Ever since Bert Blyleven was inducted to the Hall of Fame, I've been wondering who the best eligible non-Hall of Fame pitcher is. There are many different metrics you can use in an attempt to measure this. I decided to combine a whole bunch of them and see who the consensus pick is.
Click to behold.
How did I do this?
I took seven metrics—a combination of old school (Wins, for crying out loud!), new school (WAR and wWAR), and those in between (HOF Monitor, HOF Standards, Black Ink, and Gray Ink). All stats were pulled from Baseball-Reference.com. For each metric, I pulled the Top 30 players not in the Hall of Fame (but have been retired long enough to be eligible).
I did an oh-so-scientific reverse scaling, giving the #1 guy 30 points and the #30 guy one point. I then added up all the scores to see who the consensus pick was.
And this is what I got.
- Well then. Jim McCormick pretty much aces every single metric. Is it safe to say he should probably be in the Hall of Fame?
- The top seven pitchers (and eight of the top nine) are from the 19th century. Not sure exactly what to make of that.
- 297-game winner Bobby Mathews ranks fourth despite no love from WAR or wWAR. I'm guessing those other metrics weigh wins pretty heavily. Well, that and there's no pitcher WAR data for the National Association. Will White also gets no WAR/wWAR love but gets by okay.
- The top 20th century pitcher is Tommy John. I happen to agree that he should be in the Hall of Fame. I think people lump him in the same group with Jim Kaat too easily because of their similar win totals. This graph shows how the separate. John was the better pitcher.

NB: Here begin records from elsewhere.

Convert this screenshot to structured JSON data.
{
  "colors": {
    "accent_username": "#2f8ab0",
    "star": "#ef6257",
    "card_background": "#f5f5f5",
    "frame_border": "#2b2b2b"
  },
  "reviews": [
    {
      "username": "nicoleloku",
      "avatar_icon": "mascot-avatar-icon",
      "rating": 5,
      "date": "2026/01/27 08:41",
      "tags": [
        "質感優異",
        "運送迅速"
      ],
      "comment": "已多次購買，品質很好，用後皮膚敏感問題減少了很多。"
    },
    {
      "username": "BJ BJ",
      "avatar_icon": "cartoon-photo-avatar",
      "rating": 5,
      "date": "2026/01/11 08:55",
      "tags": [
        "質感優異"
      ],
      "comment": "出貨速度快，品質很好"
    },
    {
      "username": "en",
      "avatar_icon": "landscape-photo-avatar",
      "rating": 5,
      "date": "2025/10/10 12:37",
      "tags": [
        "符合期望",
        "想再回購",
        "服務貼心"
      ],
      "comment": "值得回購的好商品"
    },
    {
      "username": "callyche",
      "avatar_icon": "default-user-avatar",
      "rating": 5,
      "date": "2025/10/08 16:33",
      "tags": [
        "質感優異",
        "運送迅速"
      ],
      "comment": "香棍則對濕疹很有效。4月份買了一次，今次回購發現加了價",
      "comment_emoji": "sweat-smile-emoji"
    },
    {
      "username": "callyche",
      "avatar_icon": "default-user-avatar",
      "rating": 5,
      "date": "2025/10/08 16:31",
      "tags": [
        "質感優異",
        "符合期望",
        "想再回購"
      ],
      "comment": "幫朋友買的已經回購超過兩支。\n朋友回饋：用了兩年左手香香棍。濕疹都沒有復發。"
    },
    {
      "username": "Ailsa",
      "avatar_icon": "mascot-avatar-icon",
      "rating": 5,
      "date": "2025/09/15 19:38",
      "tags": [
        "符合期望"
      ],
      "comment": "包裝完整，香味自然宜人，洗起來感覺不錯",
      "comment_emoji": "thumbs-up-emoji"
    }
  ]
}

- And there's Kevin Brown again. He rates as the #2 modern pitcher despite no love from HOF Monitor, Black Ink, or Wins. He's the #1 modern pitcher (post-1900) by wWAR. And I'm still pretty sure he's the best pitcher not in the Hall. Why not John? I think many of those Ink and HOF metrics are too win-dependent.
- Luis Tiant performs quite well despite only ranking in four of the seven metrics. He does well on wins, but doesn't show up on HOF Monitor, Black Ink, or even Gray Ink.
- Jack Morris does pretty well here. I mean, he wasn't a bad pitcher, but he gets a lot of his rankings from his win total. Of course, he doesn't rank under WAR or wWAR. He also didn't rank in Black Ink. But boy, did he own Gray Ink.
- Al Spalding, of course, is in the Hall of Fame. But he's not in for his pitching. He's in as a pioneer. This list shows that he's deserving of (at least) a bit of consideration for his pitching days.
- Rick Reuschel is #1 on the WAR list. He's #8 on the wWAR list. But he doesn't appear anywhere else and drops to 20th.
- Frank Tanana is just plain weird. He rates pretty well in WAR and wWAR, but the only other appearance he makes is for wins. Kind of an odd combination.
Here's everyone with a score of 10 or more: